Coping in Stressful Times
Typical Responses to Tragedies
- Shock and disbelief: Immediately after learning about a tragedy, many people may feel numb, or feel like such an event can’t quite be real.
- Wanting to check in with loved ones: It is a natural reaction to want to be assured that loved ones are okay, even when they are not in any danger. It is normal to want to “touch” someone you care about.
- Seeking more information: People will talk to others about what each knows. Seeking out and talking to others can be very helpful as it creates connections, defeats isolation, and allows individuals to naturally debrief traumatic experiences.
- Feeling sadness or anger: After the initial shock, and the tragedy settles in, it is typical to become upset and/or angry. It is important to find constructive outlets for the ventilation of these feelings. These feelings may also lead to further need to share and discuss one’s feelings with family, friends, and colleagues.
In the hours and days following tragedies, the shock begins to wear off, and more feelings may emerge, such as heightened feelings of sadness and anger. It is important to share these feelings with others you trust. For some, the level of feelings or the kinds of questions that emerge may indicate that additional counseling support would be helpful.
Again, over the next few weeks, you may experience a number of reactions. Having a reaction is both normal and expected.
- Sleep disturbance
- Underactivity/over activity
- Change in appetite
- Digestive problems
- Muscle tremors/twitches
- Startled reactions
- Difficulty concentrating
- Difficulty solving problems
- Flashbacks of the events
- Difficulty making decisions
- Memory disturbance
- Preoccupation with the event
- Lowered attention span
- Violent fantasies
- Feelings of helplessness
- Emotional numbing
- Overly sensitive
- Sense of hopelessness
- Hyper vigilance
In addition to the above reactions, you may experience a period of mild to moderate depression. These symptoms include:
- Poor appetite
- Social withdrawal/isolation
- Persistent sad mood
- Loss of sexual drive
- Sleep disturbance
- Lethargy/low energy
- Difficulty concentrating
- Intrusive thoughts
Again, these are normal reactions. Although painful, they are part of the recovery process. Although there is little anyone can do to take away these uncomfortable feelings, there are several things you can do to speed up the recovery process.
Things to Try
- Engage in periods of strenuous physical exercise alternating with relaxation;
- Maintain a healthy, balanced diet with regular meals;
- Allow for ample rest;
- Structure your time. Keep busy and maintain routines;
- Be socially active, do something to help, no matter how small;
- Don’t berate yourself for having these reactions, they are normal reactions;
- Talk to people about your feelings, fears, and uncertainties;
- Do not attempt to numb your emotional pain with drugs or alcohol;
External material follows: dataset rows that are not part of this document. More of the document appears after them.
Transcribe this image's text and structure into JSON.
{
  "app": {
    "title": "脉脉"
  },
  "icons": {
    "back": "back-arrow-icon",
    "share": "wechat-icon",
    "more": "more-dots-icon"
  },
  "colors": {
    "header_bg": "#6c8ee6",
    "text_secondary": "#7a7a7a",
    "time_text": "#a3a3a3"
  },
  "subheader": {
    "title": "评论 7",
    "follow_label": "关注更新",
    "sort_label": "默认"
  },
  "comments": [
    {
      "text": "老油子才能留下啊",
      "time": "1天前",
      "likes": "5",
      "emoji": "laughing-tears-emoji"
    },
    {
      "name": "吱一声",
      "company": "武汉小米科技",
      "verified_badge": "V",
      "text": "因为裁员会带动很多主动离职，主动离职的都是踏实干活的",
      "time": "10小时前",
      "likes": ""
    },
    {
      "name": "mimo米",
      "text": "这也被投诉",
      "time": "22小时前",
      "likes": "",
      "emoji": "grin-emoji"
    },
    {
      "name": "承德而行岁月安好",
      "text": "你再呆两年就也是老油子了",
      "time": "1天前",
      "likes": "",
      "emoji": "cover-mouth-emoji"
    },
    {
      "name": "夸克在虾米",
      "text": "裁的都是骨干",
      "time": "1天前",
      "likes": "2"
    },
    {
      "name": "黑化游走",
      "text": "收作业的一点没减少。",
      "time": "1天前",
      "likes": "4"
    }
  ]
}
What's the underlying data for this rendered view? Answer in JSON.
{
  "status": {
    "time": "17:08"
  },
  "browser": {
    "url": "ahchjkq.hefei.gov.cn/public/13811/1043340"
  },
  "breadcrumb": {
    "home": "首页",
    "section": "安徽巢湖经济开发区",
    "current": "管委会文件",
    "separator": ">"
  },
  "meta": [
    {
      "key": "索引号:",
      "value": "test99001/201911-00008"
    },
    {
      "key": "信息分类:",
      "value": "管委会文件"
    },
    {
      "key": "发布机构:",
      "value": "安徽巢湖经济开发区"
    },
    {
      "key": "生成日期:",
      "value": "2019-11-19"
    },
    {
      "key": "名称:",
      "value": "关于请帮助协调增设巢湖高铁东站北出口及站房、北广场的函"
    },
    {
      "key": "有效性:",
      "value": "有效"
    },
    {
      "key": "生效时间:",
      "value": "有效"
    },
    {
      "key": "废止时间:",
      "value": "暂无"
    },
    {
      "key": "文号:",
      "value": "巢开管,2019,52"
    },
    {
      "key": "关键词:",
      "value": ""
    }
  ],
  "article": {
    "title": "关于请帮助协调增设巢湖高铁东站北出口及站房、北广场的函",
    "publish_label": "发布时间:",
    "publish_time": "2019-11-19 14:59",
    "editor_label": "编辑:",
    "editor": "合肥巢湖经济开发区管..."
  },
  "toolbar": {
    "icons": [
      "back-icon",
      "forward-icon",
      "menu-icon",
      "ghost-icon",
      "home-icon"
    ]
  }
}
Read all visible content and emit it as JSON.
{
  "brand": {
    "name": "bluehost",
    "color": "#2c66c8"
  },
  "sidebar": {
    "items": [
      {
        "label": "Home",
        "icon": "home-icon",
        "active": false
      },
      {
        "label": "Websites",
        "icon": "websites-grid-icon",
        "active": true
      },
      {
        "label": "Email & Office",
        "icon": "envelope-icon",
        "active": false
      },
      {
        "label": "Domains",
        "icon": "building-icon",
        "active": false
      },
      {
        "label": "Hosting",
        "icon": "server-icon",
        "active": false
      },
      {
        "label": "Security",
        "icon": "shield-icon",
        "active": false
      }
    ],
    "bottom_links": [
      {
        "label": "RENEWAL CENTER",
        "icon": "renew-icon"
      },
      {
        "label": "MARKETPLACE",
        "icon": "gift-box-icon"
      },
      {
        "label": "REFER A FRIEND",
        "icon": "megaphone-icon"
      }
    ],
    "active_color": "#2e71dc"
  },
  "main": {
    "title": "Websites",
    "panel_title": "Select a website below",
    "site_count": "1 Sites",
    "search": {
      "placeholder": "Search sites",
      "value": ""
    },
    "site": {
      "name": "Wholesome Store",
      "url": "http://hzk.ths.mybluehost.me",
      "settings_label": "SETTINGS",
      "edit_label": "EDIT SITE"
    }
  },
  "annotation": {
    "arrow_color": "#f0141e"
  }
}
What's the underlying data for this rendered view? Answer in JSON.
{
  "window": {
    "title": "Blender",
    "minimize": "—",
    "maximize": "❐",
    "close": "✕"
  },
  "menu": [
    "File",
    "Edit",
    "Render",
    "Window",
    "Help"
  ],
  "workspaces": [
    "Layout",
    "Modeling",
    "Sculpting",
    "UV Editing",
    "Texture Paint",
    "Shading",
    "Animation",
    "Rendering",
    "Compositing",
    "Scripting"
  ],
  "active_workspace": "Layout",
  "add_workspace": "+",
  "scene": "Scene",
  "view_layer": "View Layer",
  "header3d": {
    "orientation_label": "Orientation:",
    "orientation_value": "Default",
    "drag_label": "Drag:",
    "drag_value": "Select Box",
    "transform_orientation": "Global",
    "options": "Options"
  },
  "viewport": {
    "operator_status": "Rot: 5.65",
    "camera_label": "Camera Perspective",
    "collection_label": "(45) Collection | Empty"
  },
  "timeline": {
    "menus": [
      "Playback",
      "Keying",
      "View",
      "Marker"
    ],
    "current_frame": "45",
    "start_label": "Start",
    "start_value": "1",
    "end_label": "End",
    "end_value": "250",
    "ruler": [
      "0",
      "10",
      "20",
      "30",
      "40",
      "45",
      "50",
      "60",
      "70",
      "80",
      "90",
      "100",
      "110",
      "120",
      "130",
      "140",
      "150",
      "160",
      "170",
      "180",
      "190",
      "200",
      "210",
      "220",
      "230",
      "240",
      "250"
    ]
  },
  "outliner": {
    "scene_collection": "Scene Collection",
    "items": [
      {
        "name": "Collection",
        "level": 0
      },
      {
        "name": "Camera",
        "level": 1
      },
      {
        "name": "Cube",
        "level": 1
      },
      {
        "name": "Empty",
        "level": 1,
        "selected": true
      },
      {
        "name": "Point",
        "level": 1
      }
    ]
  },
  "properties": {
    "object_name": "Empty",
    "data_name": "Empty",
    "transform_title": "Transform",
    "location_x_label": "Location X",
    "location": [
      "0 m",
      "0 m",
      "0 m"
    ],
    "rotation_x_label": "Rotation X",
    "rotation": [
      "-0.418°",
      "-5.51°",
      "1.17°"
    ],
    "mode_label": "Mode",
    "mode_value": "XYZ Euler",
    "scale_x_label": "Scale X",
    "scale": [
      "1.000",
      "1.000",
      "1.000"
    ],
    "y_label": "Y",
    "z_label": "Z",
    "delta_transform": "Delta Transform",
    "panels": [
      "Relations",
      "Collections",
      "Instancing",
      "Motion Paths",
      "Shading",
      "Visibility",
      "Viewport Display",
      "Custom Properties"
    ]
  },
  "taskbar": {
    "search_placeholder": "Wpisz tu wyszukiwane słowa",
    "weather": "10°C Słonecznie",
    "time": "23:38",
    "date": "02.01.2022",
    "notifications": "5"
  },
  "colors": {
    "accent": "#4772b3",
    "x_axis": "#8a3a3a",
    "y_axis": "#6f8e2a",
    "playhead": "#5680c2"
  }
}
- Reach out to others and spend time with people you trust and cherish;
- Allow others to express their feelings;
- Give yourself permission to temporarily fall apart, feel rotten, and cry;
- Keep a journal. Write about your reactions;
- Avoid making any major life decisions or changes;
- Make as many daily life decisions that give you a sense of having some control over your circumstances;
- Pray, meditate, and appreciate the sanctity of life. Tomorrow is never promised.
How to Help Those You Care About
- Encourage your friend to talk to you about how he/she is feelings.
- Don’t assume a gender difference in how trauma is handled.
- Tell your friend how you feel; that you are sorry he/she have been hurt.
- Remind your friend that these confusing reactions are normal.
- Do not try to assure your friend that everything will be all right — this minimizes how he/she is feeling.
- Do not try to impose your explanation on why this event occurred.
- Do not tell your friend that you know how he/she feels. You don’t. Often such attempts are really to allay one’s own anxiety. Each person experiences trauma differently.
- Don’t try to make things better. Be willing to say nothing. Just being there may be enough.
- Don’t be afraid to encourage your friend to seek additional help.
- If it seems appropriate, offer to make an appointment to go with him/her to the first counseling appointment.
- Don’t be afraid to ask how a friend is doing, and if he/she answers be prepared to listen.
Circumstances or Signs That May Lead You to Seek Counseling
- Is this event bringing up recollections of previous loss, trauma, or crisis?
- Are you experiencing heightened feelings of depression, hopelessness, anxiety, rage or fear for your safety?
- Are you crying more than usual in response to sadness?
- Are you preoccupied with thoughts about the event?
- Do you feel desperately alone and/or afraid?
- Are you unable to make decisions, and having continued difficulty concentrating?
- Are you numbing your reactions with alcohol and/or drugs?
If you are experiencing any of these circumstances or just wish to talk to a counselor for additional support and you are a Radford University student, please contact Student Counseling Services at (540) 831-5226.
If you are experiencing any of these circumstances or just wish to talk to a counselor for additional support and you are an employee of Radford University, you may be entitled to free counseling through the Employee Assistance Program (learn more about EAP benefits).